Write out everything in the records exactly, apart from the pictures.

┌────────

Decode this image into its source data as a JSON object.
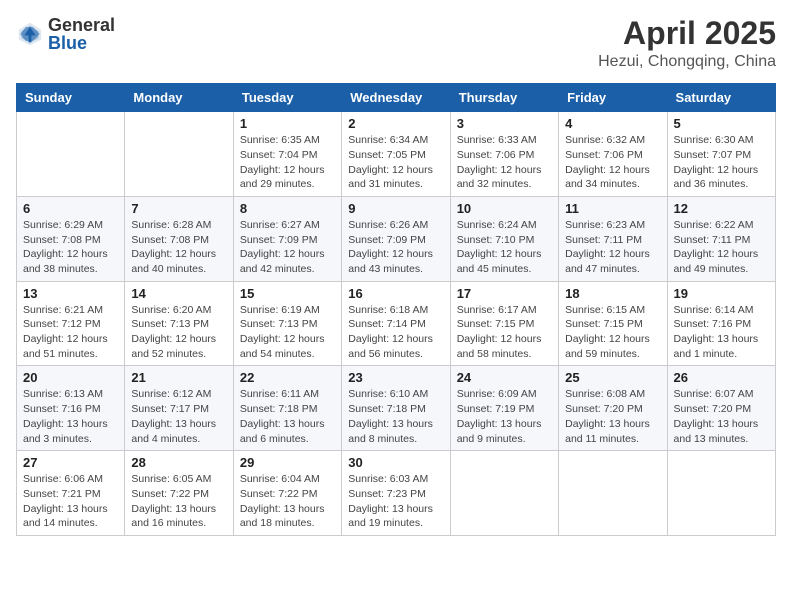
{
  "logo": {
    "general": "General",
    "blue": "Blue"
  },
  "title": {
    "month": "April 2025",
    "location": "Hezui, Chongqing, China"
  },
  "weekdays": [
    "Sunday",
    "Monday",
    "Tuesday",
    "Wednesday",
    "Thursday",
    "Friday",
    "Saturday"
  ],
  "weeks": [
    [
      {
        "day": null
      },
      {
        "day": null
      },
      {
        "day": "1",
        "sunrise": "Sunrise: 6:35 AM",
        "sunset": "Sunset: 7:04 PM",
        "daylight": "Daylight: 12 hours and 29 minutes."
      },
      {
        "day": "2",
        "sunrise": "Sunrise: 6:34 AM",
        "sunset": "Sunset: 7:05 PM",
        "daylight": "Daylight: 12 hours and 31 minutes."
      },
      {
        "day": "3",
        "sunrise": "Sunrise: 6:33 AM",
        "sunset": "Sunset: 7:06 PM",
        "daylight": "Daylight: 12 hours and 32 minutes."
      },
      {
        "day": "4",
        "sunrise": "Sunrise: 6:32 AM",
        "sunset": "Sunset: 7:06 PM",
        "daylight": "Daylight: 12 hours and 34 minutes."
      },
      {
        "day": "5",
        "sunrise": "Sunrise: 6:30 AM",
        "sunset": "Sunset: 7:07 PM",
        "daylight": "Daylight: 12 hours and 36 minutes."
      }
    ],
    [
      {
        "day": "6",
        "sunrise": "Sunrise: 6:29 AM",
        "sunset": "Sunset: 7:08 PM",
        "daylight": "Daylight: 12 hours and 38 minutes."
      },
      {
        "day": "7",
        "sunrise": "Sunrise: 6:28 AM",
        "sunset": "Sunset: 7:08 PM",
        "daylight": "Daylight: 12 hours and 40 minutes."
      },
      {
        "day": "8",
        "sunrise": "Sunrise: 6:27 AM",
        "sunset": "Sunset: 7:09 PM",
        "daylight": "Daylight: 12 hours and 42 minutes."
      },
      {
        "day": "9",
        "sunrise": "Sunrise: 6:26 AM",
        "sunset": "Sunset: 7:09 PM",
        "daylight": "Daylight: 12 hours and 43 minutes."
      },
      {
        "day": "10",
        "sunrise": "Sunrise: 6:24 AM",
        "sunset": "Sunset: 7:10 PM",
        "daylight": "Daylight: 12 hours and 45 minutes."
      },
      {
        "day": "11",
        "sunrise": "Sunrise: 6:23 AM",
        "sunset": "Sunset: 7:11 PM",
        "daylight": "Daylight: 12 hours and 47 minutes."
      },
      {
        "day": "12",
        "sunrise": "Sunrise: 6:22 AM",
        "sunset": "Sunset: 7:11 PM",
        "daylight": "Daylight: 12 hours and 49 minutes."
      }
    ],
    [
      {
        "day": "13",
        "sunrise": "Sunrise: 6:21 AM",
        "sunset": "Sunset: 7:12 PM",
        "daylight": "Daylight: 12 hours and 51 minutes."
      },
      {
        "day": "14",
        "sunrise": "Sunrise: 6:20 AM",
        "sunset": "Sunset: 7:13 PM",
        "daylight": "Daylight: 12 hours and 52 minutes."
      },
      {
        "day": "15",
        "sunrise": "Sunrise: 6:19 AM",
        "sunset": "Sunset: 7:13 PM",
        "daylight": "Daylight: 12 hours and 54 minutes."
      },
      {
        "day": "16",
        "sunrise": "Sunrise: 6:18 AM",
        "sunset": "Sunset: 7:14 PM",
        "daylight": "Daylight: 12 hours and 56 minutes."
      },
      {
        "day": "17",
        "sunrise": "Sunrise: 6:17 AM",
        "sunset": "Sunset: 7:15 PM",
        "daylight": "Daylight: 12 hours and 58 minutes."
      },
      {
        "day": "18",
        "sunrise": "Sunrise: 6:15 AM",
        "sunset": "Sunset: 7:15 PM",
        "daylight": "Daylight: 12 hours and 59 minutes."
      },
      {
        "day": "19",
        "sunrise": "Sunrise: 6:14 AM",
        "sunset": "Sunset: 7:16 PM",
        "daylight": "Daylight: 13 hours and 1 minute."
      }
    ],
    [
      {
        "day": "20",
        "sunrise": "Sunrise: 6:13 AM",
        "sunset": "Sunset: 7:16 PM",
        "daylight": "Daylight: 13 hours and 3 minutes."
      },
      {
        "day": "21",
        "sunrise": "Sunrise: 6:12 AM",
        "sunset": "Sunset: 7:17 PM",
        "daylight": "Daylight: 13 hours and 4 minutes."
      },
      {
        "day": "22",
        "sunrise": "Sunrise: 6:11 AM",
        "sunset": "Sunset: 7:18 PM",
        "daylight": "Daylight: 13 hours and 6 minutes."
      },
      {
        "day": "23",
        "sunrise": "Sunrise: 6:10 AM",
        "sunset": "Sunset: 7:18 PM",
        "daylight": "Daylight: 13 hours and 8 minutes."
      },
      {
        "day": "24",
        "sunrise": "Sunrise: 6:09 AM",
        "sunset": "Sunset: 7:19 PM",
        "daylight": "Daylight: 13 hours and 9 minutes."
      },
      {
        "day": "25",
        "sunrise": "Sunrise: 6:08 AM",
        "sunset": "Sunset: 7:20 PM",
        "daylight": "Daylight: 13 hours and 11 minutes."
      },
      {
        "day": "26",
        "sunrise": "Sunrise: 6:07 AM",
        "sunset": "Sunset: 7:20 PM",
        "daylight": "Daylight: 13 hours and 13 minutes."
      }
    ],
    [
      {
        "day": "27",
        "sunrise": "Sunrise: 6:06 AM",
        "sunset": "Sunset: 7:21 PM",
        "daylight": "Daylight: 13 hours and 14 minutes."
      },
      {
        "day": "28",
        "sunrise": "Sunrise: 6:05 AM",
        "sunset": "Sunset: 7:22 PM",
        "daylight": "Daylight: 13 hours and 16 minutes."
      },
      {
        "day": "29",
        "sunrise": "Sunrise: 6:04 AM",
        "sunset": "Sunset: 7:22 PM",
        "daylight": "Daylight: 13 hours and 18 minutes."
      },
      {
        "day": "30",
        "sunrise": "Sunrise: 6:03 AM",
        "sunset": "Sunset: 7:23 PM",
        "daylight": "Daylight: 13 hours and 19 minutes."
      },
      {
        "day": null
      },
      {
        "day": null
      },
      {
        "day": null
      }
    ]
  ]
}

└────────

Exercise output:
Decode this image into its source data as a JSON object.
{
  "logo": {
    "general": "General",
    "blue": "Blue"
  },
  "title": {
    "month": "April 2025",
    "location": "Hezui, Chongqing, China"
  },
  "weekdays": [
    "Sunday",
    "Monday",
    "Tuesday",
    "Wednesday",
    "Thursday",
    "Friday",
    "Saturday"
  ],
  "weeks": [
    [
      {
        "day": null
      },
      {
        "day": null
      },
      {
        "day": "1",
        "sunrise": "Sunrise: 6:35 AM",
        "sunset": "Sunset: 7:04 PM",
        "daylight": "Daylight: 12 hours and 29 minutes."
      },
      {
        "day": "2",
        "sunrise": "Sunrise: 6:34 AM",
        "sunset": "Sunset: 7:05 PM",
        "daylight": "Daylight: 12 hours and 31 minutes."
      },
      {
        "day": "3",
        "sunrise": "Sunrise: 6:33 AM",
        "sunset": "Sunset: 7:06 PM",
        "daylight": "Daylight: 12 hours and 32 minutes."
      },
      {
        "day": "4",
        "sunrise": "Sunrise: 6:32 AM",
        "sunset": "Sunset: 7:06 PM",
        "daylight": "Daylight: 12 hours and 34 minutes."
      },
      {
        "day": "5",
        "sunrise": "Sunrise: 6:30 AM",
        "sunset": "Sunset: 7:07 PM",
        "daylight": "Daylight: 12 hours and 36 minutes."
      }
    ],
    [
      {
        "day": "6",
        "sunrise": "Sunrise: 6:29 AM",
        "sunset": "Sunset: 7:08 PM",
        "daylight": "Daylight: 12 hours and 38 minutes."
      },
      {
        "day": "7",
        "sunrise": "Sunrise: 6:28 AM",
        "sunset": "Sunset: 7:08 PM",
        "daylight": "Daylight: 12 hours and 40 minutes."
      },
      {
        "day": "8",
        "sunrise": "Sunrise: 6:27 AM",
        "sunset": "Sunset: 7:09 PM",
        "daylight": "Daylight: 12 hours and 42 minutes."
      },
      {
        "day": "9",
        "sunrise": "Sunrise: 6:26 AM",
        "sunset": "Sunset: 7:09 PM",
        "daylight": "Daylight: 12 hours and 43 minutes."
      },
      {
        "day": "10",
        "sunrise": "Sunrise: 6:24 AM",
        "sunset": "Sunset: 7:10 PM",
        "daylight": "Daylight: 12 hours and 45 minutes."
      },
      {
        "day": "11",
        "sunrise": "Sunrise: 6:23 AM",
        "sunset": "Sunset: 7:11 PM",
        "daylight": "Daylight: 12 hours and 47 minutes."
      },
      {
        "day": "12",
        "sunrise": "Sunrise: 6:22 AM",
        "sunset": "Sunset: 7:11 PM",
        "daylight": "Daylight: 12 hours and 49 minutes."
      }
    ],
    [
      {
        "day": "13",
        "sunrise": "Sunrise: 6:21 AM",
        "sunset": "Sunset: 7:12 PM",
        "daylight": "Daylight: 12 hours and 51 minutes."
      },
      {
        "day": "14",
        "sunrise": "Sunrise: 6:20 AM",
        "sunset": "Sunset: 7:13 PM",
        "daylight": "Daylight: 12 hours and 52 minutes."
      },
      {
        "day": "15",
        "sunrise": "Sunrise: 6:19 AM",
        "sunset": "Sunset: 7:13 PM",
        "daylight": "Daylight: 12 hours and 54 minutes."
      },
      {
        "day": "16",
        "sunrise": "Sunrise: 6:18 AM",
        "sunset": "Sunset: 7:14 PM",
        "daylight": "Daylight: 12 hours and 56 minutes."
      },
      {
        "day": "17",
        "sunrise": "Sunrise: 6:17 AM",
        "sunset": "Sunset: 7:15 PM",
        "daylight": "Daylight: 12 hours and 58 minutes."
      },
      {
        "day": "18",
        "sunrise": "Sunrise: 6:15 AM",
        "sunset": "Sunset: 7:15 PM",
        "daylight": "Daylight: 12 hours and 59 minutes."
      },
      {
        "day": "19",
        "sunrise": "Sunrise: 6:14 AM",
        "sunset": "Sunset: 7:16 PM",
        "daylight": "Daylight: 13 hours and 1 minute."
      }
    ],
    [
      {
        "day": "20",
        "sunrise": "Sunrise: 6:13 AM",
        "sunset": "Sunset: 7:16 PM",
        "daylight": "Daylight: 13 hours and 3 minutes."
      },
      {
        "day": "21",
        "sunrise": "Sunrise: 6:12 AM",
        "sunset": "Sunset: 7:17 PM",
        "daylight": "Daylight: 13 hours and 4 minutes."
      },
      {
        "day": "22",
        "sunrise": "Sunrise: 6:11 AM",
        "sunset": "Sunset: 7:18 PM",
        "daylight": "Daylight: 13 hours and 6 minutes."
      },
      {
        "day": "23",
        "sunrise": "Sunrise: 6:10 AM",
        "sunset": "Sunset: 7:18 PM",
        "daylight": "Daylight: 13 hours and 8 minutes."
      },
      {
        "day": "24",
        "sunrise": "Sunrise: 6:09 AM",
        "sunset": "Sunset: 7:19 PM",
        "daylight": "Daylight: 13 hours and 9 minutes."
      },
      {
        "day": "25",
        "sunrise": "Sunrise: 6:08 AM",
        "sunset": "Sunset: 7:20 PM",
        "daylight": "Daylight: 13 hours and 11 minutes."
      },
      {
        "day": "26",
        "sunrise": "Sunrise: 6:07 AM",
        "sunset": "Sunset: 7:20 PM",
        "daylight": "Daylight: 13 hours and 13 minutes."
      }
    ],
    [
      {
        "day": "27",
        "sunrise": "Sunrise: 6:06 AM",
        "sunset": "Sunset: 7:21 PM",
        "daylight": "Daylight: 13 hours and 14 minutes."
      },
      {
        "day": "28",
        "sunrise": "Sunrise: 6:05 AM",
        "sunset": "Sunset: 7:22 PM",
        "daylight": "Daylight: 13 hours and 16 minutes."
      },
      {
        "day": "29",
        "sunrise": "Sunrise: 6:04 AM",
        "sunset": "Sunset: 7:22 PM",
        "daylight": "Daylight: 13 hours and 18 minutes."
      },
      {
        "day": "30",
        "sunrise": "Sunrise: 6:03 AM",
        "sunset": "Sunset: 7:23 PM",
        "daylight": "Daylight: 13 hours and 19 minutes."
      },
      {
        "day": null
      },
      {
        "day": null
      },
      {
        "day": null
      }
    ]
  ]
}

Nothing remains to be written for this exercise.